Reckless driving is the violation of a ticket given for a number of reasons depending on which state you are driving in. In some states, reckless driving can also be called "careless" driving. In other states, reckless and careless driving are separate and different charges. Reckless driving covers a number of driving infractions, usually speeding excessively, street racing, or eluding a police officer in a car chase. The ticket can have severe consequences or limitations on your driver's license.
Contest your reckless driving ticket. Different states have different procedures for contesting a ticket. Usually you can write or call the court to set a hearing date. Once a hearing date is set, you can determine whether or not to hire a lawyer. An experienced attorney can help you navigate the court system to have the best chance of success.

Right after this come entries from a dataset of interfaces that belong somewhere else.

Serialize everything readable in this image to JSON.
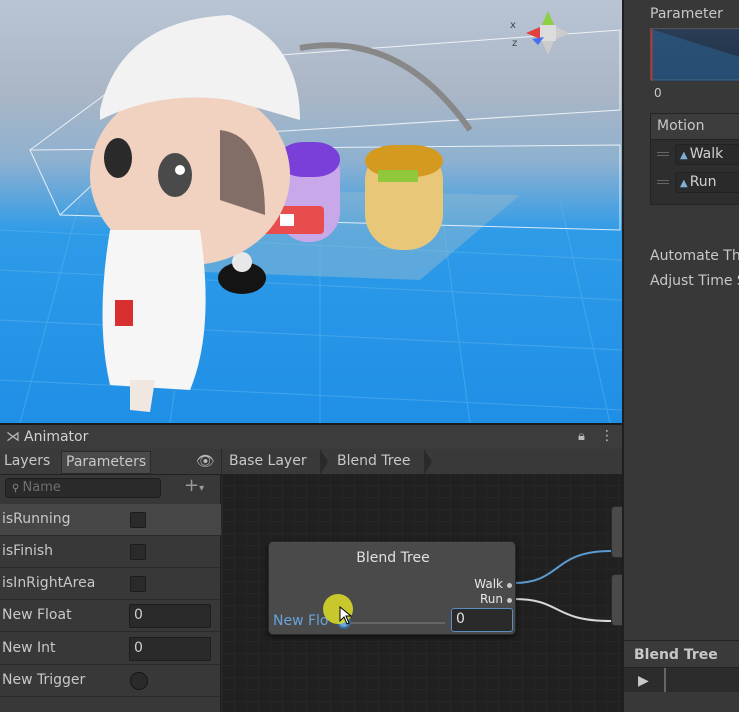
{
  "colors": {
    "accent": "#6aa3d8",
    "graph_bg": "#202020",
    "panel_bg": "#383838",
    "cursor_highlight": "#dede28"
  },
  "inspector": {
    "parameter_label": "Parameter",
    "graph_min": "0",
    "motion_header": "Motion",
    "motions": [
      {
        "icon": "animation-clip-icon",
        "label": "Walk"
      },
      {
        "icon": "animation-clip-icon",
        "label": "Run"
      }
    ],
    "automate_label": "Automate Th",
    "adjust_label": "Adjust Time S",
    "preview_title": "Blend Tree",
    "play_icon": "play-icon"
  },
  "animator": {
    "window_title": "Animator",
    "tabs": [
      {
        "label": "Layers"
      },
      {
        "label": "Parameters",
        "active": true
      }
    ],
    "search_placeholder": "Name",
    "parameters": [
      {
        "name": "isRunning",
        "type": "bool",
        "selected": true
      },
      {
        "name": "isFinish",
        "type": "bool"
      },
      {
        "name": "isInRightArea",
        "type": "bool"
      },
      {
        "name": "New Float",
        "type": "float",
        "value": "0"
      },
      {
        "name": "New Int",
        "type": "int",
        "value": "0"
      },
      {
        "name": "New Trigger",
        "type": "trigger"
      }
    ],
    "breadcrumb": [
      "Base Layer",
      "Blend Tree"
    ],
    "node": {
      "title": "Blend Tree",
      "outputs": [
        "Walk",
        "Run"
      ],
      "param_label": "New Flo",
      "value": "0",
      "slider_fraction": 0
    }
  }
}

Get a copy of the police record. You may have to write the court or police department that issued the ticket and pay a small fee, but make sure to get a copy of the police report so you know exactly what behavior is on the public record. Read it carefully for any discrepancies in facts. If there were any witnesses, ask them to tell you what happened in their own words and compare these statements to the police reports. An attorney can help you review a police report and if it comes to a trial, an attorney can question these witnesses to prove your innocence.
Read More: How Long Does Reckless Driving Stay on Your Record?

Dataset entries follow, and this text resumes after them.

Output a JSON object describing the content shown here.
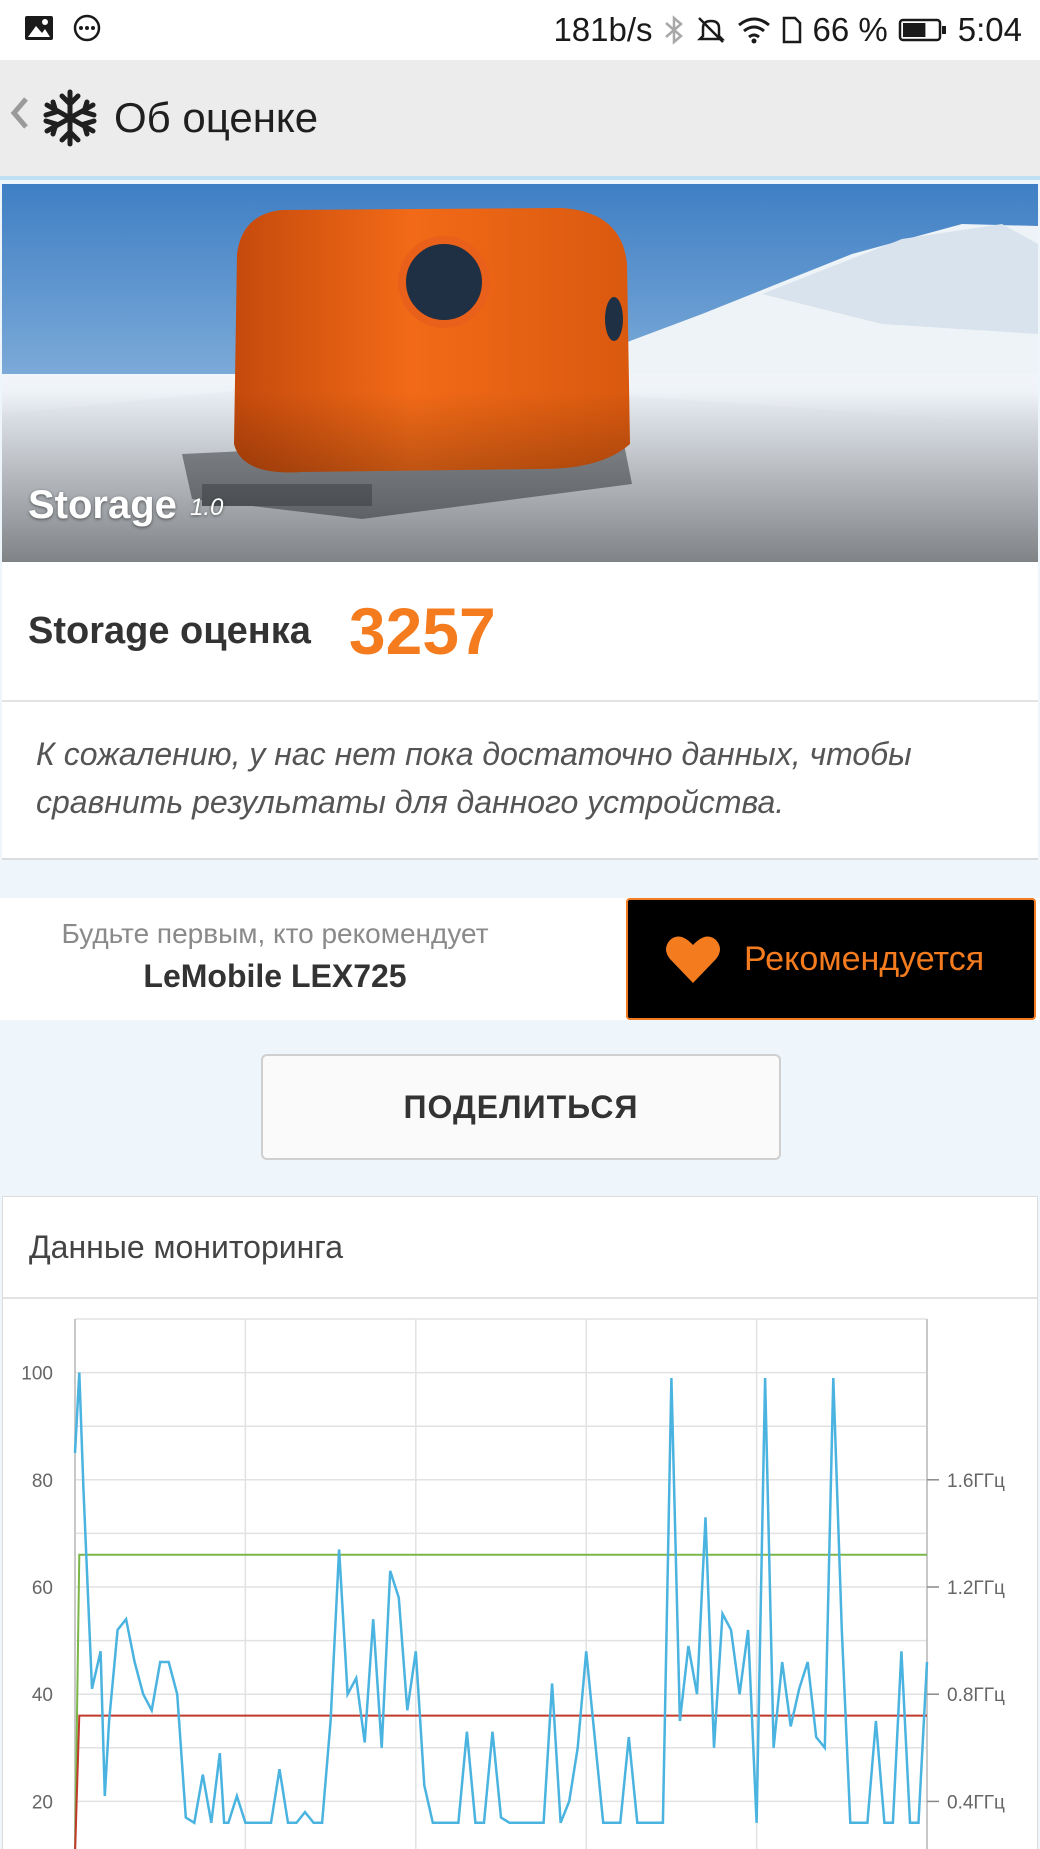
{
  "status_bar": {
    "net_speed": "181b/s",
    "battery_percent": "66 %",
    "battery_level": 0.66,
    "time": "5:04",
    "left_icons": [
      "image-icon",
      "chat-bubble-icon"
    ],
    "right_icons": [
      "bluetooth-icon",
      "mute-icon",
      "wifi-icon",
      "sim-icon",
      "battery-icon"
    ]
  },
  "app_bar": {
    "title": "Об оценке",
    "back_icon": "chevron-left-icon",
    "logo_icon": "snowflake-icon"
  },
  "hero": {
    "title": "Storage",
    "version": "1.0"
  },
  "score": {
    "label": "Storage оценка",
    "value": "3257",
    "accent_color": "#f47c1f"
  },
  "note": {
    "line1": "К сожалению, у нас нет пока достаточно данных, чтобы",
    "line2": "сравнить результаты для данного устройства."
  },
  "recommend": {
    "prompt": "Будьте первым, кто рекомендует",
    "device": "LeMobile LEX725",
    "button_label": "Рекомендуется",
    "icon": "heart-icon"
  },
  "share": {
    "label": "ПОДЕЛИТЬСЯ"
  },
  "monitoring": {
    "title": "Данные мониторинга"
  },
  "chart_data": {
    "type": "line",
    "title": "",
    "xlabel": "",
    "ylabel": "",
    "ylim": [
      10,
      110
    ],
    "yticks": [
      20,
      40,
      60,
      80,
      100
    ],
    "y2_ticks": [
      "0.4ГГц",
      "0.8ГГц",
      "1.2ГГц",
      "1.6ГГц"
    ],
    "y2_tick_values": [
      20,
      40,
      60,
      80
    ],
    "x_range": [
      0,
      200
    ],
    "grid": true,
    "legend": "none",
    "series": [
      {
        "color": "#4ab3e0",
        "x": [
          0,
          1,
          2,
          4,
          6,
          7,
          8,
          10,
          12,
          14,
          16,
          18,
          20,
          22,
          24,
          26,
          28,
          30,
          32,
          34,
          35,
          36,
          38,
          40,
          42,
          44,
          46,
          48,
          50,
          52,
          54,
          56,
          58,
          60,
          62,
          64,
          66,
          68,
          70,
          72,
          74,
          76,
          78,
          80,
          82,
          84,
          86,
          88,
          90,
          92,
          94,
          96,
          98,
          100,
          102,
          104,
          106,
          108,
          110,
          112,
          114,
          116,
          118,
          120,
          122,
          124,
          126,
          128,
          130,
          132,
          134,
          136,
          138,
          140,
          142,
          144,
          146,
          148,
          150,
          152,
          154,
          156,
          158,
          160,
          162,
          164,
          166,
          168,
          170,
          172,
          174,
          176,
          178,
          180,
          182,
          184,
          186,
          188,
          190,
          192,
          194,
          196,
          198,
          200
        ],
        "y": [
          85,
          100,
          78,
          41,
          48,
          21,
          35,
          52,
          54,
          46,
          40,
          37,
          46,
          46,
          40,
          17,
          16,
          25,
          16,
          29,
          16,
          16,
          21,
          16,
          16,
          16,
          16,
          26,
          16,
          16,
          18,
          16,
          16,
          35,
          67,
          40,
          43,
          31,
          54,
          30,
          63,
          58,
          37,
          48,
          23,
          16,
          16,
          16,
          16,
          33,
          16,
          16,
          33,
          17,
          16,
          16,
          16,
          16,
          16,
          42,
          16,
          20,
          30,
          48,
          32,
          16,
          16,
          16,
          32,
          16,
          16,
          16,
          16,
          99,
          35,
          49,
          40,
          73,
          30,
          55,
          52,
          40,
          52,
          16,
          99,
          30,
          46,
          34,
          41,
          46,
          32,
          30,
          99,
          52,
          16,
          16,
          16,
          35,
          16,
          16,
          48,
          16,
          16,
          46
        ]
      },
      {
        "color": "#7ab648",
        "x": [
          0,
          1,
          2,
          200
        ],
        "y": [
          10,
          66,
          66,
          66
        ]
      },
      {
        "color": "#c0392b",
        "x": [
          0,
          1,
          2,
          200
        ],
        "y": [
          10,
          36,
          36,
          36
        ]
      }
    ]
  }
}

Go to court. You will likely first be offered a "plea." This may mean pleading guilty to a lesser charge or traffic ticket. An experienced attorney can help you decide whether to fight your ticket in court or to take the plea you are offered. The plea may come with conditions or probation, so consider it carefully. Taking a plea does not mean that your reckless driving ticket has been dismissed, it simply means that you have pled guilty to a lesser charge.

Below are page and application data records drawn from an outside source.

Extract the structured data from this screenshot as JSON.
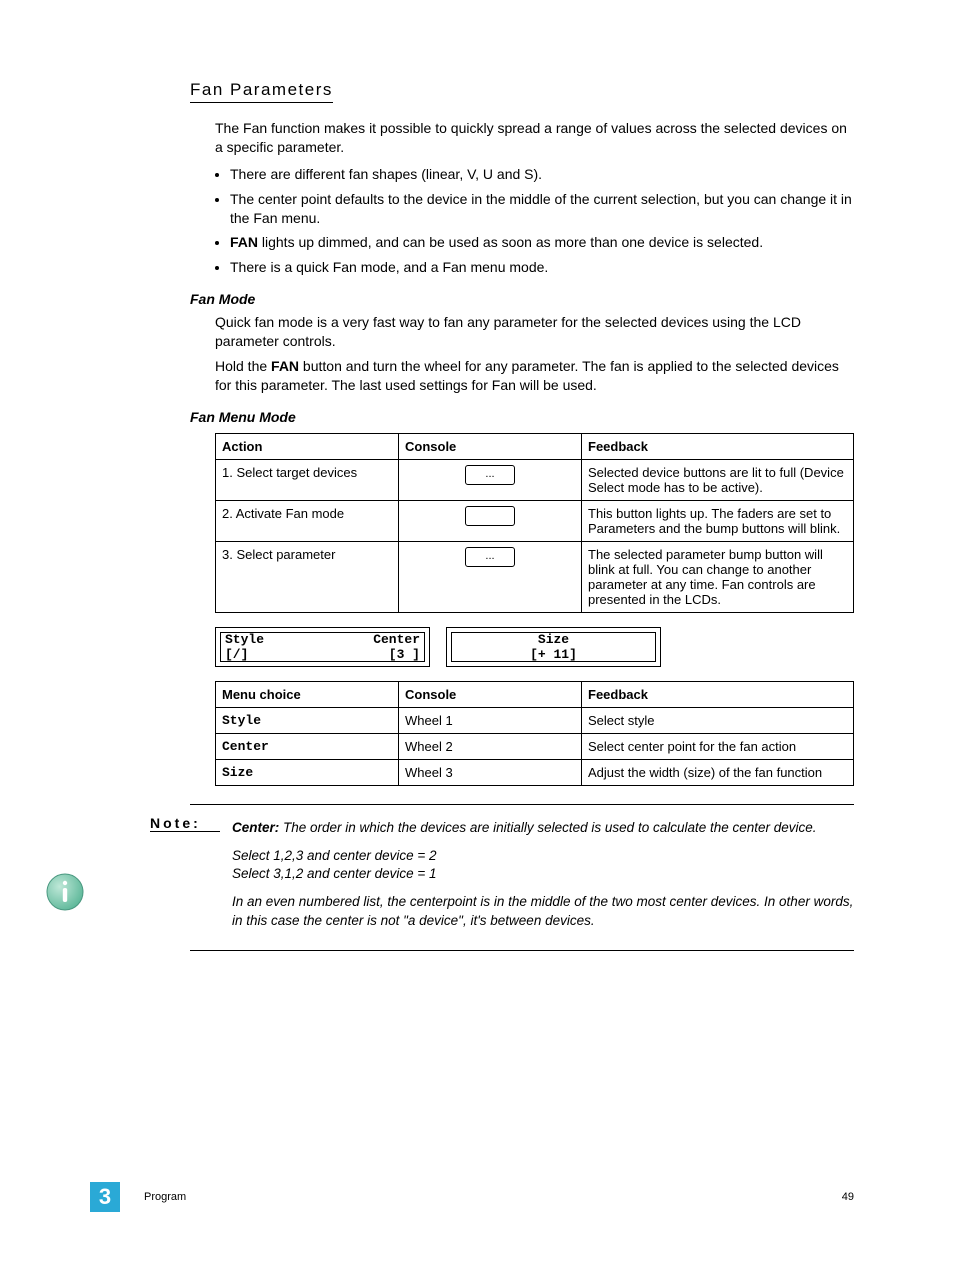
{
  "section_title": "Fan Parameters",
  "intro": "The Fan function makes it possible to quickly spread a range of values across the selected devices on a specific parameter.",
  "bullets": [
    "There are different fan shapes (linear, V, U and S).",
    "The center point defaults to the device in the middle of the current selection, but you can change it in the Fan menu.",
    "",
    "There is a quick Fan mode, and a Fan menu mode."
  ],
  "bullet3_prefix_bold": "FAN",
  "bullet3_rest": " lights up dimmed, and can be used as soon as more than one device is selected.",
  "fan_mode_heading": "Fan Mode",
  "fan_mode_p1": "Quick fan mode is a very fast way to fan any parameter for the selected devices using the LCD parameter controls.",
  "fan_mode_p2_a": "Hold the ",
  "fan_mode_p2_bold": "FAN",
  "fan_mode_p2_b": " button and turn the wheel for any parameter. The fan is applied to the selected devices for this parameter. The last used settings for Fan will be used.",
  "fan_menu_mode_heading": "Fan Menu Mode",
  "table1": {
    "headers": [
      "Action",
      "Console",
      "Feedback"
    ],
    "rows": [
      {
        "action": "1. Select target devices",
        "console_btn": "...",
        "feedback": "Selected device buttons are lit to full (Device Select mode has to be active)."
      },
      {
        "action": "2. Activate Fan mode",
        "console_btn": "",
        "feedback": "This button lights up. The faders are set to Parameters and the bump buttons will blink."
      },
      {
        "action": "3. Select parameter",
        "console_btn": "...",
        "feedback": "The selected parameter bump button will blink at full. You can change to another parameter at any time. Fan controls are presented in the LCDs."
      }
    ]
  },
  "lcd": {
    "box1": {
      "l1a": "Style",
      "l1b": "Center",
      "l2a": "[/]",
      "l2b": "[3 ]"
    },
    "box2": {
      "title": "Size",
      "value": "[+ 11]"
    }
  },
  "table2": {
    "headers": [
      "Menu choice",
      "Console",
      "Feedback"
    ],
    "rows": [
      {
        "menu": "Style",
        "console": "Wheel 1",
        "feedback": "Select style"
      },
      {
        "menu": "Center",
        "console": "Wheel 2",
        "feedback": "Select center point for the fan action"
      },
      {
        "menu": "Size",
        "console": "Wheel 3",
        "feedback": "Adjust the width (size) of the fan function"
      }
    ]
  },
  "note": {
    "label": "Note:",
    "p1_bold": "Center:",
    "p1_rest": " The order in which the devices are initially selected is used to calculate the center device.",
    "p2": "Select 1,2,3 and center device = 2\nSelect 3,1,2 and center device = 1",
    "p3": "In an even numbered list, the centerpoint is in the middle of the two most center devices. In other words, in this case the center is not \"a device\", it's between devices."
  },
  "footer": {
    "chapter_number": "3",
    "chapter_name": "Program",
    "page_number": "49"
  }
}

Plead innocent in court. If you decide not to take a plea bargain, you will go to court where you can plead guilty or innocent to reckless driving. If you plead innocent, a trial date will be set for a hearing on your reckless driving charge. The hearing is where you will bring to light all the information presented in the police report. A lawyer can question any witnesses and make arguments on your behalf. Depending on your state, either the judge or a jury will make a final decision. If you are deemed innocent, your reckless driving ticket is considered dismissed. If guilty, you will be stuck with a reckless driving ticket on your record.